[Entries supplied]

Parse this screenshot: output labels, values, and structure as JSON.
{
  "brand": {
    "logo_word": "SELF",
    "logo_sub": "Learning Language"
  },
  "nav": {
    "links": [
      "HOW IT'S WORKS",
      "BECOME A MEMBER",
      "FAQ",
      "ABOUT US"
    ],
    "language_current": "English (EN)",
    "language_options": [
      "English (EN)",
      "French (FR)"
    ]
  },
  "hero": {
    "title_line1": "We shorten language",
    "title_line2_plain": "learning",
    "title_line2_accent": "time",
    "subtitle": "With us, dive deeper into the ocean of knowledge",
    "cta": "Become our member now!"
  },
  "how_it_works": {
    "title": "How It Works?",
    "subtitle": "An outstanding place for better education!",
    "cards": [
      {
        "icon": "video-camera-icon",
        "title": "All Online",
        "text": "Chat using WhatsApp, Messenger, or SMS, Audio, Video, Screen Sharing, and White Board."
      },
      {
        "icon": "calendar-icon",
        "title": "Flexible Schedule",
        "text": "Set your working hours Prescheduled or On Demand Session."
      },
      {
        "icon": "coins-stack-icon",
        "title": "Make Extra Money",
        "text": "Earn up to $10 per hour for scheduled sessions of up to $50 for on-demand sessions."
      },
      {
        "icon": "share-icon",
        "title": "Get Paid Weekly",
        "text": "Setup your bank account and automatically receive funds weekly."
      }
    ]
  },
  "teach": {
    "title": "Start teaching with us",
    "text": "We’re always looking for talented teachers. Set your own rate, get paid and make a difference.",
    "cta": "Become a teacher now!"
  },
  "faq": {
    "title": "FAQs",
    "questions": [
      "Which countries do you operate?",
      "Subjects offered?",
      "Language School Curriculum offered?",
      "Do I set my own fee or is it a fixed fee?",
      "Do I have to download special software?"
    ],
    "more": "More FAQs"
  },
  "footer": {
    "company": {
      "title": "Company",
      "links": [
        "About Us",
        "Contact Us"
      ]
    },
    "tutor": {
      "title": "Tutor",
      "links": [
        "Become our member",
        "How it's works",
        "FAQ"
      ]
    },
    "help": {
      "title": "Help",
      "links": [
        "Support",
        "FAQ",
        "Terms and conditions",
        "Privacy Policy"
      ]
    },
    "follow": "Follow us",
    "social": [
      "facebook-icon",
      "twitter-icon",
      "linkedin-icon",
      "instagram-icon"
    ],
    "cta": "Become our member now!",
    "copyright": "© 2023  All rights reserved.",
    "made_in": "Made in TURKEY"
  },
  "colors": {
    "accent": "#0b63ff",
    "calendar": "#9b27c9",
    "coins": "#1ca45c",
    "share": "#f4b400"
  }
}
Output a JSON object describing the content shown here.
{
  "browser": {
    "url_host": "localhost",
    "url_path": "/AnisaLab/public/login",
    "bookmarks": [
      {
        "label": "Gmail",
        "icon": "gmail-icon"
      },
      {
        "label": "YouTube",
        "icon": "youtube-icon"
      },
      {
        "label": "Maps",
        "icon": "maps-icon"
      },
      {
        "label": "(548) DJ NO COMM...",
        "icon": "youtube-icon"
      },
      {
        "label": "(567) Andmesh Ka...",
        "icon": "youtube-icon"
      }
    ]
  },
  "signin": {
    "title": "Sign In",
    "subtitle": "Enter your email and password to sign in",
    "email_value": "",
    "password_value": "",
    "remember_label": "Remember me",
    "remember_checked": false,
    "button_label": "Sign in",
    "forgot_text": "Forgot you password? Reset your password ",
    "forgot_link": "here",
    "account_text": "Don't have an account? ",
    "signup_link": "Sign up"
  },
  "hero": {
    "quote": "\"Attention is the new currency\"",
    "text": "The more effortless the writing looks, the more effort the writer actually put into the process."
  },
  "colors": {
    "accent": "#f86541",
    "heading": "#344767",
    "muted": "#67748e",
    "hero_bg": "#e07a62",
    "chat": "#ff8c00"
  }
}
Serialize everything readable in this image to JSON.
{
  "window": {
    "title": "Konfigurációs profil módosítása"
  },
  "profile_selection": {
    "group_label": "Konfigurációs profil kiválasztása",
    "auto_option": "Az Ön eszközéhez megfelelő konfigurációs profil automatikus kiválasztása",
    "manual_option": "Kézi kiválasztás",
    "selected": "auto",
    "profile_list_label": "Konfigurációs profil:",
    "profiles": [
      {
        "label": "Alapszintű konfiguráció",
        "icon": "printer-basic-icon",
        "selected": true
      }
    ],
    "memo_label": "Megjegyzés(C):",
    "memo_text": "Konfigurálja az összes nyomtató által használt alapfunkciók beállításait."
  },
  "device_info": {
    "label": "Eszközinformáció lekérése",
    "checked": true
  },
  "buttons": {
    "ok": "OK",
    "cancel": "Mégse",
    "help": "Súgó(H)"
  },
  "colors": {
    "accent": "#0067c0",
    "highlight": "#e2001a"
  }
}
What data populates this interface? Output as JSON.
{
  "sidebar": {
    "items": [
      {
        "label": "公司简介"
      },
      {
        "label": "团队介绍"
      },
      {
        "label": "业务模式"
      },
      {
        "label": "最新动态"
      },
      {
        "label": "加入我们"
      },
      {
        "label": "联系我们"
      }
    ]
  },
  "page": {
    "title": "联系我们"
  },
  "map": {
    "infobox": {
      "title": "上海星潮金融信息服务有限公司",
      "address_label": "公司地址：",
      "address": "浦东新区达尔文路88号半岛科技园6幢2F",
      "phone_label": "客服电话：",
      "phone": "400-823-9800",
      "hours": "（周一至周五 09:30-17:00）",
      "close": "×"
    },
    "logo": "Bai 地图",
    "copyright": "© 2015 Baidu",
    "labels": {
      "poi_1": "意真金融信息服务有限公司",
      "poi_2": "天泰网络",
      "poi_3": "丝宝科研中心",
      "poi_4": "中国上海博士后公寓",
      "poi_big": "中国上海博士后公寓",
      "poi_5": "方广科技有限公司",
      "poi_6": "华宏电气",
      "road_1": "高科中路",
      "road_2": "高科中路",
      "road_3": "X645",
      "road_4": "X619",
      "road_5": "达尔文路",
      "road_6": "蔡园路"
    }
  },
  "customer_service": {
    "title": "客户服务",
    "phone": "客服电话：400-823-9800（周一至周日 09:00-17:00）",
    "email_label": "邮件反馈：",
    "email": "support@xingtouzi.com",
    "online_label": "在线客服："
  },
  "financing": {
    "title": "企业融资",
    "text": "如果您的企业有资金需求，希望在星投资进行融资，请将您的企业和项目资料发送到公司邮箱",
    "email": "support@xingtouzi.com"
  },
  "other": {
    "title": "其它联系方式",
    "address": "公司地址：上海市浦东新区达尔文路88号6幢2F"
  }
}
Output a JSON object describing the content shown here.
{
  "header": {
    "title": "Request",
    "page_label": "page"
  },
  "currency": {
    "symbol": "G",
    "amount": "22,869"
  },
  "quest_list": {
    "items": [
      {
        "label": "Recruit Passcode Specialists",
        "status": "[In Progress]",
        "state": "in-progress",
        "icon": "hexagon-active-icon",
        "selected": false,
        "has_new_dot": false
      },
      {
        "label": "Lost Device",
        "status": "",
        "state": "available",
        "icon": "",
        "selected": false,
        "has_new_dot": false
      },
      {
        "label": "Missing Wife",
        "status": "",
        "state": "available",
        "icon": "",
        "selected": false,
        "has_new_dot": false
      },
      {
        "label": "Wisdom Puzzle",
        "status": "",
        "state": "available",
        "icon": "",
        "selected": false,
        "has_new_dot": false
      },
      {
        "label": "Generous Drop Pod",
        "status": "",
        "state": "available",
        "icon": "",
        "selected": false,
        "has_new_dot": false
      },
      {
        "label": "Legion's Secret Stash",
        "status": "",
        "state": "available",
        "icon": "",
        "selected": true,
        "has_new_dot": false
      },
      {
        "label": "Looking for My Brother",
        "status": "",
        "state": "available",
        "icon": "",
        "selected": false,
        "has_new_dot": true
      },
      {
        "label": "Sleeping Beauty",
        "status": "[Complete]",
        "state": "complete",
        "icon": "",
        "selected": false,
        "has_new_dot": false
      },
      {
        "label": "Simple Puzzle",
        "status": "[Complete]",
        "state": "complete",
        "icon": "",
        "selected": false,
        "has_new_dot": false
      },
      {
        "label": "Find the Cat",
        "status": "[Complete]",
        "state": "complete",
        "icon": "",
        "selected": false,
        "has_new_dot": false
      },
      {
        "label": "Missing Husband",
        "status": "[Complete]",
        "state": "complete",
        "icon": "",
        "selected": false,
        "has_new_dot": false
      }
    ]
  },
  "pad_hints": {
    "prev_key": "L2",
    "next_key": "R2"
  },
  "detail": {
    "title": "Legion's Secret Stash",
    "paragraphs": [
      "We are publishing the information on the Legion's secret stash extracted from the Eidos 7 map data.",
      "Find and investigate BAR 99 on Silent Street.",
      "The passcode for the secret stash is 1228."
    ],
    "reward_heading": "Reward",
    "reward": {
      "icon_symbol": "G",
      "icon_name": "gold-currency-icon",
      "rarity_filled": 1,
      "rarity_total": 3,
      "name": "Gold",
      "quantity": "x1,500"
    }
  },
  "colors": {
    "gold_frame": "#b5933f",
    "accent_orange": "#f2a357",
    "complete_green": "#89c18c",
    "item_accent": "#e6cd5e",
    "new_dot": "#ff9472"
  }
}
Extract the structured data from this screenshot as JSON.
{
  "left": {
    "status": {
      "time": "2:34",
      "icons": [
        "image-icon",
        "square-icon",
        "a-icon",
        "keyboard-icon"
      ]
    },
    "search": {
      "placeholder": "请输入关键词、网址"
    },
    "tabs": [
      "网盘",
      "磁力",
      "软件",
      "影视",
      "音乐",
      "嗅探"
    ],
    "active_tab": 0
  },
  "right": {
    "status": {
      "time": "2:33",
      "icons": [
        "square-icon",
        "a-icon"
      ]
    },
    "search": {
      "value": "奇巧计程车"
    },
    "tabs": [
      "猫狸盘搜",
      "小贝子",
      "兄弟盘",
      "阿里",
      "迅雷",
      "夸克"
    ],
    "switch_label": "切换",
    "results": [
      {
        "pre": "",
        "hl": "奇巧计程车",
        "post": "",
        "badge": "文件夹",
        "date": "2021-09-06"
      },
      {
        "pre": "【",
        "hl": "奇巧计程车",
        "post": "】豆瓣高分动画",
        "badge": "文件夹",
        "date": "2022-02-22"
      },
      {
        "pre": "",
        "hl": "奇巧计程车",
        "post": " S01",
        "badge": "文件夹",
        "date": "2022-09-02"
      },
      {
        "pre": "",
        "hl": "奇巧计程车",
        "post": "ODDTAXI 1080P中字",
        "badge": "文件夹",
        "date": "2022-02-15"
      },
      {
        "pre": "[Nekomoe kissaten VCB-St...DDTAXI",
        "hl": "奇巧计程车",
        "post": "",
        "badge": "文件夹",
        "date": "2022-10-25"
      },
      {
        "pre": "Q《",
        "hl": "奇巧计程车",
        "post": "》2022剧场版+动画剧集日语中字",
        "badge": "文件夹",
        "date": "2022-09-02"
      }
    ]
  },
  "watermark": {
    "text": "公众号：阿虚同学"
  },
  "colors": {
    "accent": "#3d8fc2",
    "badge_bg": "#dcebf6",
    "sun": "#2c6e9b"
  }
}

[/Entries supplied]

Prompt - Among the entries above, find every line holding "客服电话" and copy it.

Solution below -
      "phone_label": "客服电话：",
    "phone": "客服电话：400-823-9800（周一至周日 09:00-17:00）",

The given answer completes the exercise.